TO DO:
Read the entries below and pull out each line with the string "Camera".

── RECORDS SHOWN ──

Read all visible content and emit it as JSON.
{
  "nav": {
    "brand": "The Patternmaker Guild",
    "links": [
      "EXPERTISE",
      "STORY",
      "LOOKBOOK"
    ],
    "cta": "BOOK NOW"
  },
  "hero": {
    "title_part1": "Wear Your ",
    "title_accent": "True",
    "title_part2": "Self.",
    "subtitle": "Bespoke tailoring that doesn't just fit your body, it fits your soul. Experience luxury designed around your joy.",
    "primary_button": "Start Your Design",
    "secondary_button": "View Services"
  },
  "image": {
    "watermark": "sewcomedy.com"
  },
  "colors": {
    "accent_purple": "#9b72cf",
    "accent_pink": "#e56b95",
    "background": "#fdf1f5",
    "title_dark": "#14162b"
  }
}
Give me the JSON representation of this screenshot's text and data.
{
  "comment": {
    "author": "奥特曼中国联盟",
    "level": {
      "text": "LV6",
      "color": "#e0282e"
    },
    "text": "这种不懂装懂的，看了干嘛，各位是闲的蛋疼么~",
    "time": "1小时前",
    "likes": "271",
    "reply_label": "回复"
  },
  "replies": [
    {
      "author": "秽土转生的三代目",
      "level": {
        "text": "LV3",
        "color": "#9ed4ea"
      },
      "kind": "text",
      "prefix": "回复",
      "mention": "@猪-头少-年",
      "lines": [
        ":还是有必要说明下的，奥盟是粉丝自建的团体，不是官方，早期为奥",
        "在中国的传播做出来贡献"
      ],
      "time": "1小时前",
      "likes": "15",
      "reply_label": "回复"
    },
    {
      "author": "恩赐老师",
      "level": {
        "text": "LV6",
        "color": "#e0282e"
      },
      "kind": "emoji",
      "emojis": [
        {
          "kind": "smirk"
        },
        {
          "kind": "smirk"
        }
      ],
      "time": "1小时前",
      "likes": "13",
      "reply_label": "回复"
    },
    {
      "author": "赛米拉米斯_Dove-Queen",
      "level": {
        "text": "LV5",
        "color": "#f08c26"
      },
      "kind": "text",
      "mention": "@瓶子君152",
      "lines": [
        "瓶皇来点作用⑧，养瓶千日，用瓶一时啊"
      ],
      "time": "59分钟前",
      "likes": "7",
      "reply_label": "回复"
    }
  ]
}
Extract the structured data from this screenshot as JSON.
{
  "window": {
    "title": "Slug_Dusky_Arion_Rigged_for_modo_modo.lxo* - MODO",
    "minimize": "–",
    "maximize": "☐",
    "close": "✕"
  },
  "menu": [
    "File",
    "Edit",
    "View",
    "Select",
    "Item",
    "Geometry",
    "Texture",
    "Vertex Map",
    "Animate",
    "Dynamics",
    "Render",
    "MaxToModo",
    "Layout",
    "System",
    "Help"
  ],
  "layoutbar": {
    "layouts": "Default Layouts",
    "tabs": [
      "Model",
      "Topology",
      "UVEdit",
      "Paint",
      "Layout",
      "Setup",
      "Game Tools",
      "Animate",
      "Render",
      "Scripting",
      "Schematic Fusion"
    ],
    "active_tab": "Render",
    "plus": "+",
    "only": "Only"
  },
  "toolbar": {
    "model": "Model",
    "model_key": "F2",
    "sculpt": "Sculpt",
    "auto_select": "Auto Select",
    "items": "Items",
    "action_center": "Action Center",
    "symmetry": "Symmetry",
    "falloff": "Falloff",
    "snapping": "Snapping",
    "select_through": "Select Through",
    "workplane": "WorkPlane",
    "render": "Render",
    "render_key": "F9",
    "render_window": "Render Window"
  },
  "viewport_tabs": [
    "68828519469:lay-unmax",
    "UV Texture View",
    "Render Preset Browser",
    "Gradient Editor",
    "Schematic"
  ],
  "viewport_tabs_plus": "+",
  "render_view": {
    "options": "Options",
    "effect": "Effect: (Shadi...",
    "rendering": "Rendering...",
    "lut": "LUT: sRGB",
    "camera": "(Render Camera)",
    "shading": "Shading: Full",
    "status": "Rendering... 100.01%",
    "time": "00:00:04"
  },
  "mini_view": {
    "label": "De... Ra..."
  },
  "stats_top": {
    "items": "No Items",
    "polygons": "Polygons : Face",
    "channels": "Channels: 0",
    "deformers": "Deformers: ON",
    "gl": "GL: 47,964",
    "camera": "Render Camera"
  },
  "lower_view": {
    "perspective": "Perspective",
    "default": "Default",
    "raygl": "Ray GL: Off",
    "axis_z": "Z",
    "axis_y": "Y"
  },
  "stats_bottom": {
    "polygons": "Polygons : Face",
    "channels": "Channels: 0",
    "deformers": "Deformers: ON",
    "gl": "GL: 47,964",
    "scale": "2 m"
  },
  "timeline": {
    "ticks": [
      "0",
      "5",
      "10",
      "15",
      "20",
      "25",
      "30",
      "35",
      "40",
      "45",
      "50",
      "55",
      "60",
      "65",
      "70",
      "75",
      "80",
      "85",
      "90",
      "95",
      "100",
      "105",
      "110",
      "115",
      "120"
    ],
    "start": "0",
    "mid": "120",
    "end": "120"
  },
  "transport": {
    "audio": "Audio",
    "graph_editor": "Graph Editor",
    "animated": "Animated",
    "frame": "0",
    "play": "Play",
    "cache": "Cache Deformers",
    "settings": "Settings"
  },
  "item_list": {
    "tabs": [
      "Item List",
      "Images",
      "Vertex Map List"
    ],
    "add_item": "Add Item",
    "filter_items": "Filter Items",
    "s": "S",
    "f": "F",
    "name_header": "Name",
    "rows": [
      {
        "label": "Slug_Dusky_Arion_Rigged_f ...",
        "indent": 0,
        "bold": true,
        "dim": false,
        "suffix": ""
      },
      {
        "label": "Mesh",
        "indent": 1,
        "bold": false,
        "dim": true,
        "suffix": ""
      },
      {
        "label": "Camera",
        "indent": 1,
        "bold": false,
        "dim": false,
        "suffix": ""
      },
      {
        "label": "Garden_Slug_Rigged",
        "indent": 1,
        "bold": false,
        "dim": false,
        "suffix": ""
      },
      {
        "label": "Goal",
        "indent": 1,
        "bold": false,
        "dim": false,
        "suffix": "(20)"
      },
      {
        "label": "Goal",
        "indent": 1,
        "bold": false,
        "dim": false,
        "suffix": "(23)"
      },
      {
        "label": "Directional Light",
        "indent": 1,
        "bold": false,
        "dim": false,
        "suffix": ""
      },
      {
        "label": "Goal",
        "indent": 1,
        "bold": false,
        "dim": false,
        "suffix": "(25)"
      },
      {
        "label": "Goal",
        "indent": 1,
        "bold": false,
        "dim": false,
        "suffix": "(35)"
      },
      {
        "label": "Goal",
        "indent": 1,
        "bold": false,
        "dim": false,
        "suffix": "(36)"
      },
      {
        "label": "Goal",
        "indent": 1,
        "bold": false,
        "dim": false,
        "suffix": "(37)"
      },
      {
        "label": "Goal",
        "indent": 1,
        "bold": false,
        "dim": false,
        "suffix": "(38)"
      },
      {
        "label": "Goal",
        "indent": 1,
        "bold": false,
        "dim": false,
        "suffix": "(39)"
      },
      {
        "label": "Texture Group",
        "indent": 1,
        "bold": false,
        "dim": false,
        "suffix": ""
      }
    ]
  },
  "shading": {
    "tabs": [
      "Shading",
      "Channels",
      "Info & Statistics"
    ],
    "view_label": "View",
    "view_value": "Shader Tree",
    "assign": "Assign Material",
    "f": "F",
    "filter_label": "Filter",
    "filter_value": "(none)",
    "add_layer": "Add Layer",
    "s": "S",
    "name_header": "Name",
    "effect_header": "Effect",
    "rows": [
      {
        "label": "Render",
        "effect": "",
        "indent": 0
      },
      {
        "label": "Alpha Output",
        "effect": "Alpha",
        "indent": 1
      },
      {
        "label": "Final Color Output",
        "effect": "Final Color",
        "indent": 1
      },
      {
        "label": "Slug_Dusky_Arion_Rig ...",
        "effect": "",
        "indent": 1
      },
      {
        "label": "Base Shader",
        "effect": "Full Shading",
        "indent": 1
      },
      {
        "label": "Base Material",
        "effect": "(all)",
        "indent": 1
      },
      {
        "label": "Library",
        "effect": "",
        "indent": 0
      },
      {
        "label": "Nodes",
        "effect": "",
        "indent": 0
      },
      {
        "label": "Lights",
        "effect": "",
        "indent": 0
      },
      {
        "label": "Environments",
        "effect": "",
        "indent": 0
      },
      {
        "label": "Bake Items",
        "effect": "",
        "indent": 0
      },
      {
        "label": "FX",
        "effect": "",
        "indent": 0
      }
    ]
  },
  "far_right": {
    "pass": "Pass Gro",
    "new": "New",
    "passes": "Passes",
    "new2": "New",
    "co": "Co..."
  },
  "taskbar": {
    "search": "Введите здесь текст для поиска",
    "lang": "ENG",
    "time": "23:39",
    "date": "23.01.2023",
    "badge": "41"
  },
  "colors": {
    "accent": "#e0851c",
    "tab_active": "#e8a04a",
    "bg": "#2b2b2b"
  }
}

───

RESPONSE TO THE TASK:
    "camera": "(Render Camera)",
    "camera": "Render Camera"
        "label": "Camera",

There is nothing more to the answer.